SUPPLIED MATERIAL —
=== Section Start ===

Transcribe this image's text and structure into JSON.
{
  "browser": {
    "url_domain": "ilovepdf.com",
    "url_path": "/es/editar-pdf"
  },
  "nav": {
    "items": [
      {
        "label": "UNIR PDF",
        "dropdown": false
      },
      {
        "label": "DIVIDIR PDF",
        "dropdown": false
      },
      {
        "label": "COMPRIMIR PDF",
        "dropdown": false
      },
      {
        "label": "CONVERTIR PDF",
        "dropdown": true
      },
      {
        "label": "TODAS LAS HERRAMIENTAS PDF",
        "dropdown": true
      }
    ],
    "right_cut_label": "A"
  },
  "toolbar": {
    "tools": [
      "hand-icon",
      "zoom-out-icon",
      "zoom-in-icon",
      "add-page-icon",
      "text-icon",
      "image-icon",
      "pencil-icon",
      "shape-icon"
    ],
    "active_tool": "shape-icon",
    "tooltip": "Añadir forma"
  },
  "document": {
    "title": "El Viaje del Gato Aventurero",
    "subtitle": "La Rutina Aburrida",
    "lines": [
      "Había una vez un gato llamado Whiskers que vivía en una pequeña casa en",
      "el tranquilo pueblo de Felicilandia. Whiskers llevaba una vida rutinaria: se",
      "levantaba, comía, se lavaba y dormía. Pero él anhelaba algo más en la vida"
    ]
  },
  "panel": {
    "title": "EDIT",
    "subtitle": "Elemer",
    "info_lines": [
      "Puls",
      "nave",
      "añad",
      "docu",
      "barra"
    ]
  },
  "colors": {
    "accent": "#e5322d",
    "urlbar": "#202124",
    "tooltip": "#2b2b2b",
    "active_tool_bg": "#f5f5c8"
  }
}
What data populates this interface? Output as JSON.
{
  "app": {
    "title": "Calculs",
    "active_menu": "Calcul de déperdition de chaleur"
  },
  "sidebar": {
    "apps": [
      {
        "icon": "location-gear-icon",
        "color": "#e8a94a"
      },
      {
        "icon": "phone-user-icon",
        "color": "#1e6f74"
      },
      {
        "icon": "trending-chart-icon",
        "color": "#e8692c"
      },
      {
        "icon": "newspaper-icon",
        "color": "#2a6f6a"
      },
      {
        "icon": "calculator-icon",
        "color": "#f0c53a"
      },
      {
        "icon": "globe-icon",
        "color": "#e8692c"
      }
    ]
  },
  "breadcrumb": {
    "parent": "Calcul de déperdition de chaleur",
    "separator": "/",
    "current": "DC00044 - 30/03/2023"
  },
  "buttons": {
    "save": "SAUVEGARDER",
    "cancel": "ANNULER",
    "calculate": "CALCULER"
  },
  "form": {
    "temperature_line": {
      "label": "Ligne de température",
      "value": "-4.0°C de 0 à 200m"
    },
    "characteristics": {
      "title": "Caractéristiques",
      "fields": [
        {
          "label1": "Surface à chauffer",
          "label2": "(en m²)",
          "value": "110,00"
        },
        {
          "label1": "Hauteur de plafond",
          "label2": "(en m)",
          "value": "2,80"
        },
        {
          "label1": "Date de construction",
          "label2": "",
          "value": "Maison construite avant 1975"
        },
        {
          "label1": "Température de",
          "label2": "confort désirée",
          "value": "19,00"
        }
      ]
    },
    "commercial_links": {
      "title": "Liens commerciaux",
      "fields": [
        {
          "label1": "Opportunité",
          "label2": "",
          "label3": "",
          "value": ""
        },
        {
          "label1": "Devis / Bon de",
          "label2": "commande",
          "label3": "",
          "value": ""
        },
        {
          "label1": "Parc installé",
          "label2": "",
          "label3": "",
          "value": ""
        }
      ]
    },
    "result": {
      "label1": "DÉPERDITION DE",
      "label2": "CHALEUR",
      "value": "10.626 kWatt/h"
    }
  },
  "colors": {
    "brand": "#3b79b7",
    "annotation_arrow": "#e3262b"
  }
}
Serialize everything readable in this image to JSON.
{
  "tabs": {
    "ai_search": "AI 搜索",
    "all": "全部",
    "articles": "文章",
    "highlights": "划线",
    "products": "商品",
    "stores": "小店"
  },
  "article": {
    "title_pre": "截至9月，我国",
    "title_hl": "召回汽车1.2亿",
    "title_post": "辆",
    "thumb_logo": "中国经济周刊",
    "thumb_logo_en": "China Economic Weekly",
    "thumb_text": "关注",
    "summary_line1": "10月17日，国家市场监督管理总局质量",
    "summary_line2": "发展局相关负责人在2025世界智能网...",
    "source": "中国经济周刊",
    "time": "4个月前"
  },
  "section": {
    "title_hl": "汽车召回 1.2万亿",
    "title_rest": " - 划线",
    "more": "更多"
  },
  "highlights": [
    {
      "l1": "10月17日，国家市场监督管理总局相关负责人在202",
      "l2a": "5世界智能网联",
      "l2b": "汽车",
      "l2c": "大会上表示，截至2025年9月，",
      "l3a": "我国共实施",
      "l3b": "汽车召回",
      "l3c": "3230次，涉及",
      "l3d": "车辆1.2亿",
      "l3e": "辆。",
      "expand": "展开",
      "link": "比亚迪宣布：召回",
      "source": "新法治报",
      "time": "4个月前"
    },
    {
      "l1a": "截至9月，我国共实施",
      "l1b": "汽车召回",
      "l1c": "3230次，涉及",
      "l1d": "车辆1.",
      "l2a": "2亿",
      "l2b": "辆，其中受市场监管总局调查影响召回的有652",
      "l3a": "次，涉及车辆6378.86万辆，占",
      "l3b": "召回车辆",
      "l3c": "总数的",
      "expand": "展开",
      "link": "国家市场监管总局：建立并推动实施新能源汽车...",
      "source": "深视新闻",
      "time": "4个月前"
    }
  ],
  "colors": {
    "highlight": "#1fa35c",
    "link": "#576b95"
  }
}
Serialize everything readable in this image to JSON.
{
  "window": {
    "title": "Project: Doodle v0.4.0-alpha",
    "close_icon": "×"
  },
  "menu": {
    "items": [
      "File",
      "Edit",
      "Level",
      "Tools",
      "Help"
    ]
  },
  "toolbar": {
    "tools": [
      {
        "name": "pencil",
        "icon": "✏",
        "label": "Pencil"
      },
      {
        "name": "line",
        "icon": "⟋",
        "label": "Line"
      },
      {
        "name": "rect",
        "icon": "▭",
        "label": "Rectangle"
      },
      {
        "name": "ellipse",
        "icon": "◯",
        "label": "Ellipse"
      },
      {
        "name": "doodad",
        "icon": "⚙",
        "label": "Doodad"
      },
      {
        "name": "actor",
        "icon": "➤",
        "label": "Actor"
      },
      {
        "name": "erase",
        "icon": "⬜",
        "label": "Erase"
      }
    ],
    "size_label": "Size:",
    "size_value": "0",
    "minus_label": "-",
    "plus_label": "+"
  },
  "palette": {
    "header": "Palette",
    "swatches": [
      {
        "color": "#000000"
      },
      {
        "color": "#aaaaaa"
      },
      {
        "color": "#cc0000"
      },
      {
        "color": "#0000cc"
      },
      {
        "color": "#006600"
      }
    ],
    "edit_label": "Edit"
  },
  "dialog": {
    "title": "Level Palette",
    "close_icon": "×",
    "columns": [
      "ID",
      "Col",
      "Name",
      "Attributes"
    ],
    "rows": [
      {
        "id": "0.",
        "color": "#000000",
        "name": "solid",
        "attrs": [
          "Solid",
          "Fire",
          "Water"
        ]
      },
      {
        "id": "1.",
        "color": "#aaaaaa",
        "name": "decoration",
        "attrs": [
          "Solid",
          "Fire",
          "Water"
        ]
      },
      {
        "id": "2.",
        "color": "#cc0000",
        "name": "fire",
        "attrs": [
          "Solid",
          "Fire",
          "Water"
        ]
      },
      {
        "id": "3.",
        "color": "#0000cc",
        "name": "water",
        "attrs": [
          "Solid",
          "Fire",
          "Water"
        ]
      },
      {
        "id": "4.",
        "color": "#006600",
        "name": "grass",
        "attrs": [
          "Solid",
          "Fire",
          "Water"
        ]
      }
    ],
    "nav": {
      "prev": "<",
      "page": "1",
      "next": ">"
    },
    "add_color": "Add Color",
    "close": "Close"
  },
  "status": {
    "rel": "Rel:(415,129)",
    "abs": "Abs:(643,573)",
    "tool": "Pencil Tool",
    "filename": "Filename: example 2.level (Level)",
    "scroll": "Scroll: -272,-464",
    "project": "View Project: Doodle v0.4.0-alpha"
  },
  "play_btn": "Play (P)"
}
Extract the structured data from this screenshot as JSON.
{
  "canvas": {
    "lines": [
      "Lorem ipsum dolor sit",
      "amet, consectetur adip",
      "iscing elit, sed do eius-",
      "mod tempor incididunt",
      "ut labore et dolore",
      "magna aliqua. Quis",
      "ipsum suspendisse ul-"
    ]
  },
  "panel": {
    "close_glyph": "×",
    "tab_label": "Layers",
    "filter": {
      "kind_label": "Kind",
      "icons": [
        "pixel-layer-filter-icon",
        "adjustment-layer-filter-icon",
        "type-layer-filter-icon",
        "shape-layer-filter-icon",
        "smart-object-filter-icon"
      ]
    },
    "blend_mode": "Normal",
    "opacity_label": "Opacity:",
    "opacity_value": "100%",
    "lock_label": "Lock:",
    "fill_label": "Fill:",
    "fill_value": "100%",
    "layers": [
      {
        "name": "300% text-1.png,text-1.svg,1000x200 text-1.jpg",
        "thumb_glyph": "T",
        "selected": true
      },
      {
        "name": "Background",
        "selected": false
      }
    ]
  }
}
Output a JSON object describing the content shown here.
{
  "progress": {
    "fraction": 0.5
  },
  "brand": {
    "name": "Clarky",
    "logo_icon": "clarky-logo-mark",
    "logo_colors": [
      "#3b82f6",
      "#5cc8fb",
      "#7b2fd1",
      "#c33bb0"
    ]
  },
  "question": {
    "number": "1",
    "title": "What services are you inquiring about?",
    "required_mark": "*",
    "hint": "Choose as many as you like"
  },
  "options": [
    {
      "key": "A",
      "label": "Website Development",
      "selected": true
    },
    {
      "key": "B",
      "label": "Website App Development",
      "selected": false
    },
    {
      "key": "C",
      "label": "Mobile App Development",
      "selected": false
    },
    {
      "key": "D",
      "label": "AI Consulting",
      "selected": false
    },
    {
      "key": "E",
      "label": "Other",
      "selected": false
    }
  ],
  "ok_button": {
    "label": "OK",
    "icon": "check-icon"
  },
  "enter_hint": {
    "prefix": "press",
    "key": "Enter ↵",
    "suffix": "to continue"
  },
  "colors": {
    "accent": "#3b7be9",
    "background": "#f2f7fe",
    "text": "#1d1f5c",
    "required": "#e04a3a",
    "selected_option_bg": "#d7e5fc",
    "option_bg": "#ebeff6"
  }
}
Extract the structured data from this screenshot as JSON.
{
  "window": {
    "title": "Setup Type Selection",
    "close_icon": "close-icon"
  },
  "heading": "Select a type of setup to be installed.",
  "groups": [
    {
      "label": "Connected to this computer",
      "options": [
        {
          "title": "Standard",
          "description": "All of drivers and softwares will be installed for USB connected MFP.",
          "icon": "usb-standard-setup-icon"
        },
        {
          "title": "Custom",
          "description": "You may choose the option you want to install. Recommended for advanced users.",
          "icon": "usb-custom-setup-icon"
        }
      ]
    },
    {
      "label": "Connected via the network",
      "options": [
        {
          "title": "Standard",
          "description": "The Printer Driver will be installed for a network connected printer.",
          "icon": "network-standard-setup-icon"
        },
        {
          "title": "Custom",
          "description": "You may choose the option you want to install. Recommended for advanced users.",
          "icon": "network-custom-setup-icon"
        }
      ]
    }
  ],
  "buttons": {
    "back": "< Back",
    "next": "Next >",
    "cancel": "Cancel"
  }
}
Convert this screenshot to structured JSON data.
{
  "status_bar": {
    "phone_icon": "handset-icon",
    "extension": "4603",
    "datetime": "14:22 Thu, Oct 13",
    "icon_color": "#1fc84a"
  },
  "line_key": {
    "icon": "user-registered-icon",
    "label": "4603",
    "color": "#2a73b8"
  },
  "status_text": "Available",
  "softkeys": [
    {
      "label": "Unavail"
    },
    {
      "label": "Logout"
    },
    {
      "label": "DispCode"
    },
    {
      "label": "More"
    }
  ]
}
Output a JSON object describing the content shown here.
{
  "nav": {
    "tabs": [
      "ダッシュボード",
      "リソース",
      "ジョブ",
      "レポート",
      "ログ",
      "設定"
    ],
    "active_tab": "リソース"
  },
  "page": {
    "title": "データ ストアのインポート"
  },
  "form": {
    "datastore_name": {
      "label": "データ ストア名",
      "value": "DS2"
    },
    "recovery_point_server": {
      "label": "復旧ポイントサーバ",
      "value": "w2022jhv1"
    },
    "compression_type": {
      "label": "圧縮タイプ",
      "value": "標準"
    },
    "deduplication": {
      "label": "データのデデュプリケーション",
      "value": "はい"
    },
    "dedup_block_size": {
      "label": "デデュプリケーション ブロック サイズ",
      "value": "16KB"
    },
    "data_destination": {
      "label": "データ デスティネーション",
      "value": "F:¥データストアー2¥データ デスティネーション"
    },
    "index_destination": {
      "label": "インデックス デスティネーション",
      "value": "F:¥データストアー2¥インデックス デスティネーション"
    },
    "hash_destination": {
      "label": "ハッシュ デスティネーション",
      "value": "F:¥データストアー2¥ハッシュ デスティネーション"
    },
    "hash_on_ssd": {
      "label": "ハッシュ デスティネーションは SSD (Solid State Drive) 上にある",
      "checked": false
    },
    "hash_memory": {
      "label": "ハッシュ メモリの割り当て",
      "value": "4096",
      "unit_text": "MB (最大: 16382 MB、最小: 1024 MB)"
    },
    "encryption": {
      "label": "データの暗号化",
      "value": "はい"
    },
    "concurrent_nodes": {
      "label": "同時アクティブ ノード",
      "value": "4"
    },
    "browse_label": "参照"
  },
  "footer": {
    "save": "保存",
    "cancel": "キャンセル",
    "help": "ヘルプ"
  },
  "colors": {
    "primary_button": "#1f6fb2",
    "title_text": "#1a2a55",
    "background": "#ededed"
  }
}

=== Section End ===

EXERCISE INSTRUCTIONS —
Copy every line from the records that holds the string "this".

TASK ANSWER —
Transcribe this image's text and structure into JSON.
What data populates this interface? Output as JSON.
Serialize everything readable in this image to JSON.
Serialize everything readable in this image to JSON.
Extract the structured data from this screenshot as JSON.
Extract the structured data from this screenshot as JSON.
      "label": "Connected to this computer",
Convert this screenshot to structured JSON data.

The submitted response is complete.